An overview of genetic resources of banana resistant to Sigatoka leaf spots in Kerala, India

R. Menon, A.K. Cherian, P. Patil
The use of resistant cultivars with acceptable yield and quality is a key component in managing diseases and pests in an integrated cropping system. Among the various diseases affecting banana in Kerala, Sigatoka leaf spots constitute a major threat. Resistance to the leaf spot disease is a major breeding target of crop improvement programs across the globe and a number of resistant hybrids have been evolved. A total of 350 accessions conserved in a field genebank at the Banana Research Station, Kannara have been characterized and evaluated to identify resistant sources. 'Pisang Lilin', 'Pisang Madu', 'Pisang Jari Buaya', 'Pisang Berlin', 'Cv. Rose', 'Tongat' and 'Sanna Chenkadali' are the Sigatoka leaf spot resistant edible AA diploids identified and used as male/female parents in hybridization. 'Pisang Lilin' served as the male parent of two Sigatoka leaf spot resistant hybrids developed and released for cultivation in Kerala. Presently a number of resistant edible diploids and the highly resistant wild 'Calcutta-4' (Musa acuminata ssp. burmannicoides) are employed in the improvement of commercial French plantain cultivar 'Nendran' (AAB genome, Plantain subgroup). 'Dudhsagar' (AAB genome), a dual purpose cultivar with high productivity (30 t ha-1) and 'Yangambi Km 5' (AAA genome, Ibota subgroup), a small fruited dessert banana are two Sigatoka resistant selections from indigenous and exotic germplasm, respectively. Shade tolerance and multiple resistances make these cultivars ideal choices for homesteads, where they can be grown without any plant protection measures. Among 17 introduced tetraploid hybrids evaluated, 7 displayed high resistance to Sigatoka leaf spot in addition to good yield attributes, and are under multi-location testing to assess their adoption potential.
Menon, R., Cherian, A.K. and Patil, P. (2016). An overview of genetic resources of banana resistant to Sigatoka leaf spots in Kerala, India.

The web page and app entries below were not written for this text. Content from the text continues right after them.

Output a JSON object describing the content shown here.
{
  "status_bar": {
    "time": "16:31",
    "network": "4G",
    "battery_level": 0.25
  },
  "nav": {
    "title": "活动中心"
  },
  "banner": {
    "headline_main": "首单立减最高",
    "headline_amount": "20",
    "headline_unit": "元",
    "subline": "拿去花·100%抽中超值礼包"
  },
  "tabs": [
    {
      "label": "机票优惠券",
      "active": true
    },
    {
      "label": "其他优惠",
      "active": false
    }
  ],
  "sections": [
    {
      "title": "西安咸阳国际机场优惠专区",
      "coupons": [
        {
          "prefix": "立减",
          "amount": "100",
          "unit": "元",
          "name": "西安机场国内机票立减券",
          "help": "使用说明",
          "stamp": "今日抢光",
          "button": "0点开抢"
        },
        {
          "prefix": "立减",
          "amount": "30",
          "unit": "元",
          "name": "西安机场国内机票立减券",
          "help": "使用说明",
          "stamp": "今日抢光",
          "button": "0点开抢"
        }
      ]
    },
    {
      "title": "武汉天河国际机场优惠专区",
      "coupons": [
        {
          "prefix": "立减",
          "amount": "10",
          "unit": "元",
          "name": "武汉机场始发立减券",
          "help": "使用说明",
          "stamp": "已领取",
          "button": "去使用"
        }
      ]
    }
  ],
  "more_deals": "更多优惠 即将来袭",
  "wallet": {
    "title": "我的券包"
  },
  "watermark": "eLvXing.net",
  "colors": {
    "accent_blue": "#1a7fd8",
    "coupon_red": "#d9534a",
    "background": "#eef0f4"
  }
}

Acta Hortic. 1114, 161-170
DOI: 10.17660/ActaHortic.2016.1114.23
accession, breeding, cultivar, edible diploids, indigenous, productivity, susceptible

Acta Horticulturae